State Officials Brief Monterey Town Council On Water Plan
Monterey, VA – Monterey council reviewed details of a water supply plan during its December 1 meeting at the Highland County Library. Bonnie Riedesel, Program Director with the Central Shenandoah Planning District Commission, and Sarah Jordan and Tammy Stephenson, with the Virginia Department of Environmental Quality, briefed council on the contents of the plan.
Following serious droughts in the late 1990s and early 2000s, the state government passed a law that required the DEQ to develop a statewide water supply plan. A DEQ regulation took effect in 2005 that required all local jurisdictions to develop a water supply plan, or participate in a regional planning unit.
Monterey council voted in 2007 to participate in the Upper James River planning unit. The planning unit had a deadline of November 2 to submit its water supply plan to the DEQ. Riedesel told council that all but two of the unit’s participating jurisdictions – the Town of Goshen and the Town of Monterey – had adopted the plan and a drought ordinance, as required by law. The Program Director said Goshen was scheduled to act on the plan this month.
Riedesel told council that the purpose of the plan is to provide adequate, reliable and safe water to citizens in a way that balances the need for environmental protection and provides for future growth. The expert said the plan only affects the town’s public water system and customers, not those who rely on wells or springs for water.
The program director summarized the contents of the plan, which showed that 85 percent of Monterey’s public water goes to residential use, and only 2 percent for business use. Another 13 percent of the water is lost or unaccounted for – a number the experts said is not bad at all.
Councilmembers expressed concerns with certain aspects of the plan. Mayor Janice Warner noted that Monterey does not lie in the Upper James River watershed, but wholly within the South Branch of the Potomac watershed. Riedesel responded that that aspect of geography does not render the plan invalid, because the town government specifies the events, or triggers, that activate the local drought ordinance.
The program director said the proposed drought ordinance for Monterey was triggered by low surface water levels in the Bullpasture River and low groundwater levels at Rockbridge, both in the James River watershed.
Warner suggested that changes be made so that Monterey’s ordinance would be triggered by low water levels in the South Branch watershed. Riesdesel said the changes could be made.
Councilmembers noted the plan’s population figure for Monterey, 465, was incorrect. Warner told Riedesel that the latest census reported a town population of 220. Riedesel said that change would be made, as well. The Mayor asked her if the town would incur any new record-keeping or reporting requirements under the water supply plan and Riedesel responded that it would not.
Councilmember Francis Fenn asked the officials what would happen if the town did nothing. Jordan responded that the town could be fined if it refuses to adopt the plan, as required by law, but that no enforcement was likely as long as the town had a schedule to do so. Riedesel told council that she would have the requested changes made to the plan and send the updated version to council as soon as possible.

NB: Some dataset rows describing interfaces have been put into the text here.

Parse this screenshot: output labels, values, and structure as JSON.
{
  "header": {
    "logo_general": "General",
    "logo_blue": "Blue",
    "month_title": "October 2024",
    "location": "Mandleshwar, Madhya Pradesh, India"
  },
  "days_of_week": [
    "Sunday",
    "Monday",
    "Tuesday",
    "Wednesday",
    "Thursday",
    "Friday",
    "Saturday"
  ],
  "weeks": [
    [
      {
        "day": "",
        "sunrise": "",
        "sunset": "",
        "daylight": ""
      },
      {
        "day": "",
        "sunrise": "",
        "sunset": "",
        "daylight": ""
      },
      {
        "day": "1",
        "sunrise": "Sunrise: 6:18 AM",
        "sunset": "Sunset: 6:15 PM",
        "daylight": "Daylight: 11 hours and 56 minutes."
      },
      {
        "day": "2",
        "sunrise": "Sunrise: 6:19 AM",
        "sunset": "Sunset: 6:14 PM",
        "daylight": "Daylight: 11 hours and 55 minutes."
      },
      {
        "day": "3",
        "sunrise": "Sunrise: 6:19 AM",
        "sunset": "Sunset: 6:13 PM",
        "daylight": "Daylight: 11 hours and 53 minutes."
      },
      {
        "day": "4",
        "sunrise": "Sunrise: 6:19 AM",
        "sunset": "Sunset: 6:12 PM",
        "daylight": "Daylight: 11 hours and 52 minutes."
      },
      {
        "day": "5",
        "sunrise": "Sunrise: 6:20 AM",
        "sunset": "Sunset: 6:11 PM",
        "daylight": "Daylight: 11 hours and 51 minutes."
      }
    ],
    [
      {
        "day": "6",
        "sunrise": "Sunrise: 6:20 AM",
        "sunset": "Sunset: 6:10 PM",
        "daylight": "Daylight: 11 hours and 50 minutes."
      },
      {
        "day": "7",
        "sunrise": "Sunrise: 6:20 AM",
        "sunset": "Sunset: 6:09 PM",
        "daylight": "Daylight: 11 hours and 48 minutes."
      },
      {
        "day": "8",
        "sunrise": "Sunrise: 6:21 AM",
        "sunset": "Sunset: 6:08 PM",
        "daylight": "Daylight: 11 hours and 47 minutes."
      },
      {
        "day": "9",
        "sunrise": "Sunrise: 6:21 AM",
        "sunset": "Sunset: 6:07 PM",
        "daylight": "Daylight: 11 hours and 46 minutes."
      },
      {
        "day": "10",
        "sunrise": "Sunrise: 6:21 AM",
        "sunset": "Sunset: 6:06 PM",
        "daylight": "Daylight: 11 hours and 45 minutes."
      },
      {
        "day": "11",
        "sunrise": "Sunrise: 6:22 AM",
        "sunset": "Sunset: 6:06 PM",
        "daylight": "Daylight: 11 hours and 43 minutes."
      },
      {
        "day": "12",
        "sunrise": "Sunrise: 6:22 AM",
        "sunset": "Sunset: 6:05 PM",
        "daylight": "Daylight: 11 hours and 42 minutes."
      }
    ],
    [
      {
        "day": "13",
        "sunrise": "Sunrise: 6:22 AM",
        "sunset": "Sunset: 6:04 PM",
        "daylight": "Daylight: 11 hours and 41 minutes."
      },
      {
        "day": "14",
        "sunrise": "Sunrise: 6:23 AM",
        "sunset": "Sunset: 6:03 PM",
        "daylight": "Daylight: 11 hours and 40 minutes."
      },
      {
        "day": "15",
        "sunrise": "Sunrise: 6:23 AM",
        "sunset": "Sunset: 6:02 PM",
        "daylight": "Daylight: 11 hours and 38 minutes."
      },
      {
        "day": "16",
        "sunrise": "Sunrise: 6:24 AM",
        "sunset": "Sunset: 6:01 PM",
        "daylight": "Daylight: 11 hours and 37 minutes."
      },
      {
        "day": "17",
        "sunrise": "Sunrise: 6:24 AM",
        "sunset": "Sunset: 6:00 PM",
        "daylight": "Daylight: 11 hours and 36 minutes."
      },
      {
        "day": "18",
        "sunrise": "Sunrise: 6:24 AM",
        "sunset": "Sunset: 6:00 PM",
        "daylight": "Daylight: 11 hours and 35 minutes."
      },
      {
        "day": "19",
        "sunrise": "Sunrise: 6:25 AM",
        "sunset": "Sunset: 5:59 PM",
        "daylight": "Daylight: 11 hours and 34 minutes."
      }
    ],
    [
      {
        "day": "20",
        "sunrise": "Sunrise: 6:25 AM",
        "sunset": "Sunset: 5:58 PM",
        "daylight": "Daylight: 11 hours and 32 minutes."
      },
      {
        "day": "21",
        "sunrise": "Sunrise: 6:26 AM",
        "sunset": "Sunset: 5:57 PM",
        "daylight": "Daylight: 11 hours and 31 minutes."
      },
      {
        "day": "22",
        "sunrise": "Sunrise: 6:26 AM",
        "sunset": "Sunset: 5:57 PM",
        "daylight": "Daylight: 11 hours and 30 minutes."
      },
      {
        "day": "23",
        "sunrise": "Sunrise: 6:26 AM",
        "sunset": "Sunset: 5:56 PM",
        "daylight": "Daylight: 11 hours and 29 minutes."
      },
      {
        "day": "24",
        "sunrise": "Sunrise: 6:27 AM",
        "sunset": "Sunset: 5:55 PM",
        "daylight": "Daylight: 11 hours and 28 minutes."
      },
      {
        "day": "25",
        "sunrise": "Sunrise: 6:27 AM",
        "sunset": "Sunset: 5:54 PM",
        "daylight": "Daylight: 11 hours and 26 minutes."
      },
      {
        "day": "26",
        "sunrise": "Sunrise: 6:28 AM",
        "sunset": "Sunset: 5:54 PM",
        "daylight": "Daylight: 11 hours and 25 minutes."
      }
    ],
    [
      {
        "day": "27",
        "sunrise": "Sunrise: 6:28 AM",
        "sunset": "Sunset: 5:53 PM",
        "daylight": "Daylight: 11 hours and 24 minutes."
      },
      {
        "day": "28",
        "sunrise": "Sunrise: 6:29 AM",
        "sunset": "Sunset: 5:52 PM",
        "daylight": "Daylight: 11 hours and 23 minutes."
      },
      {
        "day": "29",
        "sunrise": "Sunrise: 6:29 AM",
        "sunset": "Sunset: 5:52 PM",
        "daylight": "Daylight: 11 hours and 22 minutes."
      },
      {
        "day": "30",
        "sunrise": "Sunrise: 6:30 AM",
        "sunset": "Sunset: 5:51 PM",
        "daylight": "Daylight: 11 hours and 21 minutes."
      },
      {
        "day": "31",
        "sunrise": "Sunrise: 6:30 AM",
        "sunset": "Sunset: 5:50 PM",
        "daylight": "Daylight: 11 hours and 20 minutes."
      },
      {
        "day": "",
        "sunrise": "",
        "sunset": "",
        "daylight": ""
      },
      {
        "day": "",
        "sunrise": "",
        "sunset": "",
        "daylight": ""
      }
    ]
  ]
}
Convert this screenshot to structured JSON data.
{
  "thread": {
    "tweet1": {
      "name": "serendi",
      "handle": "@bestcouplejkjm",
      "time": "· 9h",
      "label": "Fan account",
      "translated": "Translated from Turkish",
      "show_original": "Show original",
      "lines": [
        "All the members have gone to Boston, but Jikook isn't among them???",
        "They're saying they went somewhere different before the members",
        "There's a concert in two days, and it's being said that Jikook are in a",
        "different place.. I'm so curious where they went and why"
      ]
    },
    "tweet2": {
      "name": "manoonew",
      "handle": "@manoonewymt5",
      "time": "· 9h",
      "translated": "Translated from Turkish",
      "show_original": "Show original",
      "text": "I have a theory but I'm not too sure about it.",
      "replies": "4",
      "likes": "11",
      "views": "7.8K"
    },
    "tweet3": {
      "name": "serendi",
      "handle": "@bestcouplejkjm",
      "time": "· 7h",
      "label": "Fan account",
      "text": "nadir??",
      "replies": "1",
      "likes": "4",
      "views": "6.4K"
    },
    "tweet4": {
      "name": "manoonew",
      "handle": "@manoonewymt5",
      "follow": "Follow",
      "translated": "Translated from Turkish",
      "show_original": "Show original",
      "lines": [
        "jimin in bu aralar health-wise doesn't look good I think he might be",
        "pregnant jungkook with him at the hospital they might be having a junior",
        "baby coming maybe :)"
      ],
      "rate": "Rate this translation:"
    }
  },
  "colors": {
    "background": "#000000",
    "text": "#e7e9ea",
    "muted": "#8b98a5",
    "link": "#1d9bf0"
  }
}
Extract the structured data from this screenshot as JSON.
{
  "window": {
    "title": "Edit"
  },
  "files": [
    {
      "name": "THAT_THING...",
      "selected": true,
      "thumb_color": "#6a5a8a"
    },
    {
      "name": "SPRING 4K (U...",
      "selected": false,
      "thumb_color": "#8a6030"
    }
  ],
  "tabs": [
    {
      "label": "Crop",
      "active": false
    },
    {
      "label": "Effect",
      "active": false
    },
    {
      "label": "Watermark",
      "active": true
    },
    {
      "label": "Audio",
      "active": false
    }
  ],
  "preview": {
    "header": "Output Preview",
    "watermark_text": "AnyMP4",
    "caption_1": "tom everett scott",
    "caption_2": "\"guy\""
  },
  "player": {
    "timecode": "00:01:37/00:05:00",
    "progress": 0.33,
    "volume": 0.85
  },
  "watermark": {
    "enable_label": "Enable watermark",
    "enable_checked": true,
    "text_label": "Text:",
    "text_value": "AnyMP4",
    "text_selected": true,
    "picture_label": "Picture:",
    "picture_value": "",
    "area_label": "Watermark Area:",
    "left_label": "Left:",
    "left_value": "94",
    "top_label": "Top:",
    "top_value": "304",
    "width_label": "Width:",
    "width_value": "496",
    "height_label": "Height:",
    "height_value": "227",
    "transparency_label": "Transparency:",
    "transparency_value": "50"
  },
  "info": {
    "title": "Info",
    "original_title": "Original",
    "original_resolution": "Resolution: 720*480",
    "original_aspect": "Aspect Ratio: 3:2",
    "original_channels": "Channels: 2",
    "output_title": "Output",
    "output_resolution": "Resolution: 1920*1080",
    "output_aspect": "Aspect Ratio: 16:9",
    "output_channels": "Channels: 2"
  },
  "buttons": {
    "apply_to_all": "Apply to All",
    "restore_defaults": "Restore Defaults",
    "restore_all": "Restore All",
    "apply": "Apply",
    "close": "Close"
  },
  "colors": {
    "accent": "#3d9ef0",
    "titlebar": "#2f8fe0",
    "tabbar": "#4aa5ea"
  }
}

The mayor told the officials that council would conduct a public hearing in February to act on adopting the plan and thanked the officials for their visit.
In other business, Monterey council:
– voted 4-0 to authorize the Warner to have town engineer Brad Craig to complete a preliminary engineering report for a new sewer line at the school
– and voted 4-0 to transfer $358 from the sewer replacement fund to pay an insurance bill.